Said Humboldt coach/GM Scott Barney: “They came together so fast in training camp. I’ve never really seen a team that close as a group following training camp, and that was a big reason for our success playing for each other.”
A projected seventh-round pick, Felgueiras had 24 points (five goals, 19 assists) in 57 games. His production earned him time on the first penalty-killing unit and second power-play unit.
“We saw him at training camp and said, ‘This kid can play,’” Barney said. “He skates and plays the game well. You can see where the scouts see the potential. He can make that long, hard first pass and he handles the puck well. He has the potential to have his game grow on defense.”
Felgueiras also represented Humboldt in the SJHL/MJHL Showcase game in Regina, Saskatchewan from Jan. 14-15.
“Chase deserves to be recognized, you can see his upside,” Peter Sullivan of NHL Central Scouting said. “He just needs to mature a little more with his defensive game. But he’s got everything for a big defenseman with his size, skating and mobility. His acceleration is good, and he plays a type of game that isn’t overly rambunctious but really creates a lot of the offense.

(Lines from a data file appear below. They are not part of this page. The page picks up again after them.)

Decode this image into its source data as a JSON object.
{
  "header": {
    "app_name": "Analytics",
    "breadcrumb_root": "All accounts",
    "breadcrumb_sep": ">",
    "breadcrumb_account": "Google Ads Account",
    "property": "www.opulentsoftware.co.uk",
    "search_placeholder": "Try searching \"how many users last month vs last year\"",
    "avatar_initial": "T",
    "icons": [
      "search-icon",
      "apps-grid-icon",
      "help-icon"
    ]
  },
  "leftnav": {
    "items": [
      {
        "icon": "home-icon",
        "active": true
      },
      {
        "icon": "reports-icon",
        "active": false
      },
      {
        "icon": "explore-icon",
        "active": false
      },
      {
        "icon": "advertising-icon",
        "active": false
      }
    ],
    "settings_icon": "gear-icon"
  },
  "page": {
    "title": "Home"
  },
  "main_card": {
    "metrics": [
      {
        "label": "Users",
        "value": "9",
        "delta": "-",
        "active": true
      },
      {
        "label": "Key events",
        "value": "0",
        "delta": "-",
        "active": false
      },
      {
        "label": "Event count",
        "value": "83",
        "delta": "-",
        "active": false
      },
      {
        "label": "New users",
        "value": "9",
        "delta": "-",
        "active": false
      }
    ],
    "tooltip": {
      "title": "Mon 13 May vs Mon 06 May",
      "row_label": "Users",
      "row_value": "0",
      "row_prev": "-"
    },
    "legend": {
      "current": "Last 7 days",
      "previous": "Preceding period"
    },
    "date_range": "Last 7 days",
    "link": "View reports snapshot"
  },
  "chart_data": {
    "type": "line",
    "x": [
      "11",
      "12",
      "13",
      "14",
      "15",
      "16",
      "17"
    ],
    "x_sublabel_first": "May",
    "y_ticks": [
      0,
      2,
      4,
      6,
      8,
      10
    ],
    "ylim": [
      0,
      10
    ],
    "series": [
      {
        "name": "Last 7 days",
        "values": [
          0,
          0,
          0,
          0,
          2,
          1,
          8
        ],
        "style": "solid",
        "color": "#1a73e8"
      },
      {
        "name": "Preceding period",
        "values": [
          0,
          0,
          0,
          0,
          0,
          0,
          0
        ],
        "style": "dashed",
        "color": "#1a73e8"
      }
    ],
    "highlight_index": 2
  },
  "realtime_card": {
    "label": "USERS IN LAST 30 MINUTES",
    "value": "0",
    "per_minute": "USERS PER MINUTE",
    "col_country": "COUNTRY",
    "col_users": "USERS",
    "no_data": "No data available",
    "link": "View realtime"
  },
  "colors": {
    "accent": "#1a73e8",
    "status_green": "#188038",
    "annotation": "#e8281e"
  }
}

“He’s more dangerous from the opposing blue line in and has very good anticipation on the offensive side of the puck. I can certainly see him getting even better next year.”
Creating offense is something familiar to Felgueiras since he played several games at forward for Olds of the Alberta Junior Hockey League last season.
“I usually dressed as the seventh defenseman but then we got into some forward trouble so I was also playing forward a couple of games … wing, center and even moved to the top line,” he said. “It’s good to know the offensive side of the game more because I kind of know what defenders don’t like, so I just go out there and try to [tick] them off by doing the things to them I don’t like being done to me.
“I’m not that bad of a skater, so I can get up and down the ice pretty well.”
Barney said Felgueiras played 25-30 minutes a night as a top-pair defenseman for Humboldt and likely will be a key part next season as one of seven returning players.
“If Chase gets drafted that would be so rewarding for him,” Barney said. “For the program it’s huge as far as recruitment. It’s good for the program since we’ll have as many as 17 new faces in the lineup next season. Chase might end up getting a (college) scholarship eventually. The more players you can push forward the better.”
Humboldt has produced six NHL players since being founded in 1970: Sheldon Brookbank, Curt Giles, Neil Hawryliw, Grant Jennings, Bill McDougall and Terry Ruskowski. Jennings won back-to-back Stanley Cup championships with the Pittsburgh Penguins in 1991 and 1992.
Felgueiras won’t attend the draft. He said he’ll probably watch from home if he isn’t working his part-time job pouring cement with a friend somewhere in northern Calgary.
“If all goes well I’ll be taken in the draft,” Felgueiras said. “Obviously the Humboldt name means a lot to the hockey community and I’m so proud to be part of the team.”